Slight adjustments to remove certain trigger words (like no) can greatly improve relations – try it.
Do What You Say
This is the biggest reason a not-so-common common-sense section even exists here. Personally, I think this is a no-brainer in business. If you say you’re going to do something, f$%^ing do it. Set a meeting? Be on time. Agreed to prompt response, get in gear. Promised to deliver a product on a certain date? Come hell or high water you need to try and meet that. The most important part of building trust is doing what you say when you say it. Break it and you break the trust. No trust means no buy. Bye bye client!
Sure, sometimes things don’t work and you’ll have to make concessions to recoup. The important thing is always striving to do what you say. When I was working for the man, I learned a few fun acronyms that helped.
We were taught that we should strive to UPOD, never OPUD. Always “Under Promise, Over Deliver” rather than “Over Promise, Under Deliver”. Try providing clients with your stretch dates, while you reach original goals. If I plan on having a report by Friday to a client, I tell them to expect it by Monday (my very latest due by). Then, when I send that report on Friday, the client is happy and feels you’ve exceeded expectations.
No matter the side I’m on, I use this principle. Always strive to exceed the expectations of the other person in your engagement and you’re sure to see success.
It All Comes Down to This
I don’t want to work with THAT client, nor do I want to be one. Therefore, I need to be making every effort to uphold the standards of business etiquette I was raised with. Be a good person, communicate well, work through understandings, and general respect the other persons time and efforts.

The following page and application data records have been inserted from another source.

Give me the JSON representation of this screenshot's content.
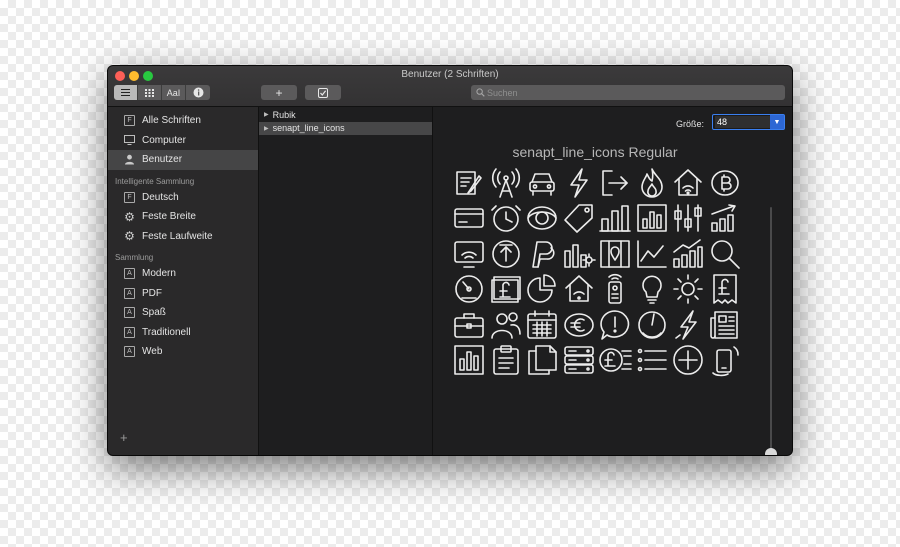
{
  "window": {
    "title": "Benutzer (2 Schriften)"
  },
  "toolbar": {
    "view_buttons": [
      "≡",
      "⋮⋮",
      "AaI",
      "i"
    ],
    "add_label": "+",
    "validate_label": "☑",
    "search_placeholder": "Suchen"
  },
  "sidebar": {
    "library": [
      {
        "label": "Alle Schriften",
        "icon": "font-book-icon"
      },
      {
        "label": "Computer",
        "icon": "monitor-icon"
      },
      {
        "label": "Benutzer",
        "icon": "user-icon",
        "selected": true
      }
    ],
    "smart_header": "Intelligente Sammlung",
    "smart": [
      {
        "label": "Deutsch",
        "icon": "font-book-icon"
      },
      {
        "label": "Feste Breite",
        "icon": "gear-icon"
      },
      {
        "label": "Feste Laufweite",
        "icon": "gear-icon"
      }
    ],
    "collection_header": "Sammlung",
    "collections": [
      {
        "label": "Modern",
        "icon": "font-a-icon"
      },
      {
        "label": "PDF",
        "icon": "font-a-icon"
      },
      {
        "label": "Spaß",
        "icon": "font-a-icon"
      },
      {
        "label": "Traditionell",
        "icon": "font-a-icon"
      },
      {
        "label": "Web",
        "icon": "font-a-icon"
      }
    ],
    "add_label": "+"
  },
  "font_list": [
    {
      "label": "Rubik",
      "selected": false
    },
    {
      "label": "senapt_line_icons",
      "selected": true
    }
  ],
  "preview": {
    "size_label": "Größe:",
    "size_value": "48",
    "font_title": "senapt_line_icons Regular",
    "size_slider_fraction": 0.17,
    "glyph_icons": [
      "note-edit-icon",
      "broadcast-tower-icon",
      "car-front-icon",
      "lightning-bolt-icon",
      "exit-arrow-icon",
      "flame-icon",
      "smart-home-icon",
      "bitcoin-coin-icon",
      "credit-card-icon",
      "clock-icon",
      "eye-target-icon",
      "price-tag-icon",
      "bar-chart-icon",
      "bar-chart-box-icon",
      "slider-controls-icon",
      "growth-bars-arrow-icon",
      "wifi-monitor-icon",
      "upload-circle-icon",
      "paypal-icon",
      "bars-gear-icon",
      "map-pin-book-icon",
      "line-chart-icon",
      "growth-bars-icon",
      "search-magnifier-icon",
      "speedometer-icon",
      "pound-card-icon",
      "pie-chart-icon",
      "home-wifi-icon",
      "remote-control-icon",
      "light-bulb-icon",
      "sun-icon",
      "pound-receipt-icon",
      "briefcase-icon",
      "team-users-icon",
      "calendar-icon",
      "euro-coin-icon",
      "alert-chat-icon",
      "gauge-icon",
      "lightning-icon",
      "newspaper-icon",
      "bar-chart-simple-icon",
      "clipboard-icon",
      "document-copy-icon",
      "server-stack-icon",
      "pound-coin-list-icon",
      "list-menu-icon",
      "plus-circle-icon",
      "mobile-signal-icon"
    ]
  },
  "colors": {
    "window_bg": "#1e1e1f",
    "sidebar_bg": "#2a292a",
    "selection": "#454546",
    "accent": "#2f6fdf"
  }
}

If we can all agree to do these things, and to be aware of when we become creepers, mind-readers or fade-aways, everyone will enjoy more positive interactions. There’s no much BS and negativity, will you commit to making your business dealings a little brighter?